Israel sins by worshiping a foreign deity and having sexual relations with foreign women. Phinehas makes atonement by killing a guilty Israelite.
This story is significant because it marks the last of the deaths incurred by the faithlessness of the older generation. The final death is seen as an “atonement” for sin, and, from here on, the way is open to make a new census of the new generation (chapter 26) and to proceed to the land of promise.
The first sin in this story is the participation in the sacrificial worship of the “Baal of Peor” (or “lord of Peor,” a local deity). This idolatrous worship is described in terms similar to the earlier worship of the golden calf, and it is met with the same fate (compare Numbers 25:2-3 and Exodus 32:6, 10). As in the calf incident, MosesProphet who led Israel out of Egypt to the Promised Land and received the law at Sinai More urges that the guilty Israelites be killed (Exodus 32:27; Numbers 25:5). In Exodus, the killing of the guilty returns God’s blessingBlessing is the asking for or the giving of God's favor. Isaac was tricked into blessing Jacob instead of his firstborn Esau. At the Last Supper Jesus offered a blessing over bread and wine. To be blessed is to be favored by God. More upon Israel, and Moses attempts unsuccessfully to make atonement for the people (Exodus 32:29-35). In the Numbers story, the report of the dead does not come until later (25:9); the account is interrupted by the appearance of a single guilty man, taken in the act of intercourse with a Midianite woman; his death at the hands of Phinehas turns away God’s wrath and makes atonement for the Israelites (25:10-13).
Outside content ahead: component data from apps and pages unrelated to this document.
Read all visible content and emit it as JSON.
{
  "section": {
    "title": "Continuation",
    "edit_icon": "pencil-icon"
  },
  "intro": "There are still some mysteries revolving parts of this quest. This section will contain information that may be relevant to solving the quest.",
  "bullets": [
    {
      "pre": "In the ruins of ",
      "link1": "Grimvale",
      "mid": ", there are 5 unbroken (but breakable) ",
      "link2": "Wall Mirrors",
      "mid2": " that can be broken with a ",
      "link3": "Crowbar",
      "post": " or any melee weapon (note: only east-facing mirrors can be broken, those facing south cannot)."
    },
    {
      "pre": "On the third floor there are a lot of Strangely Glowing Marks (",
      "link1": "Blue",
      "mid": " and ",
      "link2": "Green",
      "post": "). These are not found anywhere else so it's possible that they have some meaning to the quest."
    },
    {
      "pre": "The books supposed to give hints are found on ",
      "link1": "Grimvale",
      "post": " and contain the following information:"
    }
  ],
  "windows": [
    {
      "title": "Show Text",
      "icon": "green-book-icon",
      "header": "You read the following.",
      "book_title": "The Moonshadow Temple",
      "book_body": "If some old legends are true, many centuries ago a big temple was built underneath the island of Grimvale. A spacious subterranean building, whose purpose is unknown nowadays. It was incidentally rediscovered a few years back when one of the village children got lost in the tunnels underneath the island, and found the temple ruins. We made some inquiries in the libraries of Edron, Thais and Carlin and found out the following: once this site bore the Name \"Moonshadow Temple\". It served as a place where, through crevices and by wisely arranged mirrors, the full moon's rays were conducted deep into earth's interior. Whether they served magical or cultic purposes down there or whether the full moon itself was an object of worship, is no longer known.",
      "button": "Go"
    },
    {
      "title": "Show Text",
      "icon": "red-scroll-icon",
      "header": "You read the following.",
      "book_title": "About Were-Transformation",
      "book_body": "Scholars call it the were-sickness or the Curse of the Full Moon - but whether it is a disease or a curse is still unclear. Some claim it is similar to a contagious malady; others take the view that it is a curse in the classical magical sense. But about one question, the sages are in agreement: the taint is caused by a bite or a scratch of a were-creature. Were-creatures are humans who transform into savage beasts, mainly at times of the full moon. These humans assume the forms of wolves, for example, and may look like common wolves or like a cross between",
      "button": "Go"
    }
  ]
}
The importance of this story is seen in the way it is remembered in later tradition (Deuteronomy 4:3; JoshuaThe successor of Moses, Joshua led the Israelites into Canaan More 22:17; HoseaProphet to the northern kingdom who married a prostitute to show God's relationship to a faithless Israel More 9:10; PsalmA psalm is a song of praise. In the Old Testament 150 psalms comprise the psalter, although some of the psalms are laments and thanksgivings. In the New Testament early Christians gathered to sing psalms and hymns and spiritual songs. More 106:28). Deuteronomy especially regards it as a watershed event: “You have seen for yourselves what the LORD did with regard to the Baal of Peor–how the LORD your God destroyed from among you everyone who followed the Baal of Peor, while those of you who held fast to the LORD your God are all alive today” (4:3-4). Because of this story, Phinehas will be remembered as one of the great heroes of Israel (see “The Phinehas tradition” in Introductory Issues).
The death and life issues in this story are fierce. Apostasy brings on God’s wrath, and a great plague that wipes out thousands. One individual sin is avenged in a grisly scene where the man and woman are run through with a spear, apparently during intercourse. Yet that death is seen to make atonement for the rest of the people, and the plagues are stopped. Indeed, all the Israelite deaths cease at this point in the book, and Israel can move on to the new land. Here, again, we see clearly the biblical teaching that “the wages of sin is death” (Romans 6:23)–not because God desires death, but because sinful acts have their own dire consequences. God allows a single death to make atonement for all, establishing through it a “covenantA covenant is a promise or agreement. In the Bible the promises made between God and God's people are known as covenants; they state or imply a relationship of commitment and obedience. More of peace” (Numbers 25:12), so new life can begin. Although a direct connection with this story is never made in the New Testament–no doubt because it would give false impressions of how God was at work in Jesus–nevertheless Hebrews does interpret Jesus’ death as that of a “high priestThe high priest was the most powerful priest in the temple in Jerusalem. The high priest Caiaphas held the office during the trial of Jesus. Later, in the New Testament book of Hebrews, the role of merciful high priest is ascribed to the resurrected Jesus. More in the service of God, to make a sacrificeSacrifice is commonly understood as the practice of offering or giving up something as a sign of worship, commitment, or obedience. In the Old Testament grain, wine, or animals are used as sacrifice. In some New Testament writings Jesus' death on the cross as the... More of atonement for the sins of the people” (Hebrews 2:17).